Nationality rights is not an issue that receives much attention in this country, so it is quite heartening to learn that much progress has been made, thanks to quiet pressure from civil society.
A global report on statelessness says some 100,000 Nubians in Kenya have had less difficulty obtaining national identity cards, particularly since they filed lawsuits in 2003 and 2004 against the Government in the High Court and the African Commission on Human and People’s Rights based in the Gambia. Allowing them to enjoy the same basic rights as other citizens is a commendable first step. It ought to be followed by the inclusion of their concerns in land reform processes aimed at untangling historical knots.
It may also do to consider afresh whether Galjeel Somalis, who were deprived of citizenship in 1989 when the Government confiscated their identity cards and branded them non-Kenyans, were wrongfully disposessed.
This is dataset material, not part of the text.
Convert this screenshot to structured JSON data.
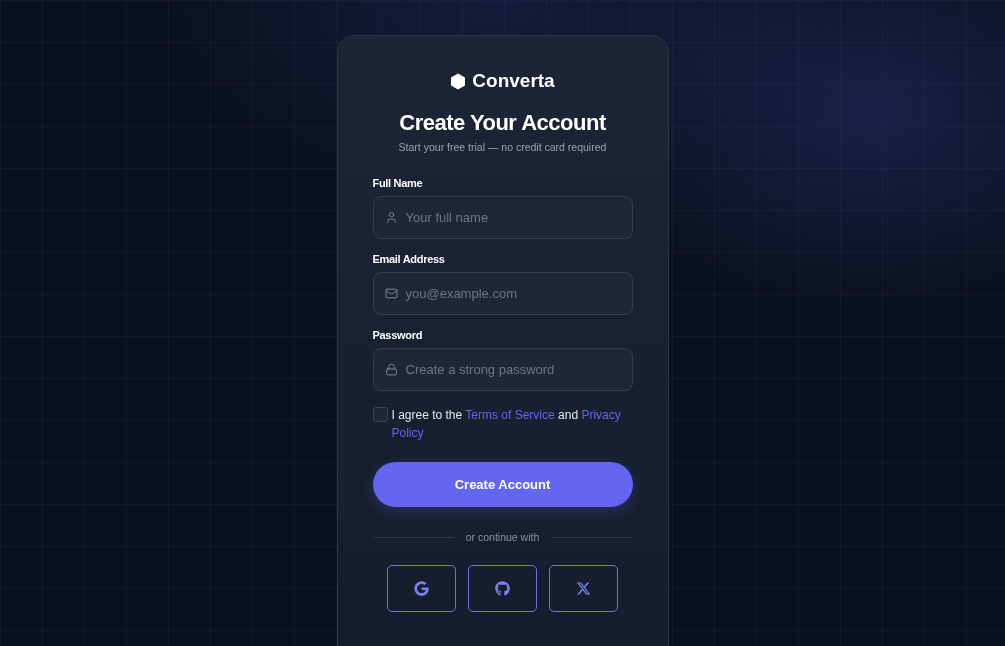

"Being stateless", says the report, "means having no legal protection or right to participate in political processes, inadequate access to health care and education, poor employment prospects, little opportunity to own property, travel restrictions, social exclusion, vulnerability to trafficking, harassment and violence."
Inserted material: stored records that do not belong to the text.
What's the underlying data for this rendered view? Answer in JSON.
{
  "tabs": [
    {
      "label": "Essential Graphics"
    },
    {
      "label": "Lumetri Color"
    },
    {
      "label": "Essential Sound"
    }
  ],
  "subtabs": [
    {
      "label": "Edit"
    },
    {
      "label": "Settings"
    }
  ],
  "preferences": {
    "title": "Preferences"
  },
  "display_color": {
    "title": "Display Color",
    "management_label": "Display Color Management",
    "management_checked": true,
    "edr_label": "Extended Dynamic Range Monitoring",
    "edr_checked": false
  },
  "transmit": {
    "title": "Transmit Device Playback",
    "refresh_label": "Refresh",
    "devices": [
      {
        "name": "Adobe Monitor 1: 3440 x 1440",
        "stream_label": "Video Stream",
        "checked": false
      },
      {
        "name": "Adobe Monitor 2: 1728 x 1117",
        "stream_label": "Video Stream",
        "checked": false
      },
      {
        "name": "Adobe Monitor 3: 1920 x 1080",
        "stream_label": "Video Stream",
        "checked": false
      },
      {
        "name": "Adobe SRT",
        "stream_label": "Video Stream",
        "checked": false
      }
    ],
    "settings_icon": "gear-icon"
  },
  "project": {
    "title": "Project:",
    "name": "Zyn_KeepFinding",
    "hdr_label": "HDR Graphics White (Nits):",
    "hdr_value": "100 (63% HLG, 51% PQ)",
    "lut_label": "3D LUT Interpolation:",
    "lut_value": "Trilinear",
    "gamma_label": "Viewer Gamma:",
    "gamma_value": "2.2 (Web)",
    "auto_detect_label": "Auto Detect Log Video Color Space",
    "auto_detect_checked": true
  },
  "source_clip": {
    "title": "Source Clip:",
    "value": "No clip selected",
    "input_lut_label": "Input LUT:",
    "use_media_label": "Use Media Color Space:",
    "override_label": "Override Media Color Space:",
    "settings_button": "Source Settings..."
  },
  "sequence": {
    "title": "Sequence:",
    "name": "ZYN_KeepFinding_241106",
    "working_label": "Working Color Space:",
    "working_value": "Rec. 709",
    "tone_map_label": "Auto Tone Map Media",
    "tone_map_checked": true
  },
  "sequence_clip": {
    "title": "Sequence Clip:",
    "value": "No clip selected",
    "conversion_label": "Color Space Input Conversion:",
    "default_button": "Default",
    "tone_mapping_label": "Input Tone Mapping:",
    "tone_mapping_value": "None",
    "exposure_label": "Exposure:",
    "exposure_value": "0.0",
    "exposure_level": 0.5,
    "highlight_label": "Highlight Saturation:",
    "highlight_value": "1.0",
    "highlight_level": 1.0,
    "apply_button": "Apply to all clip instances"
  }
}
This should not be a fate anyone wishes upon any community which, through distant historical accident, finds itself settled and raising new generations within our borders, with no hope or possibility of ever returning to their country of origin.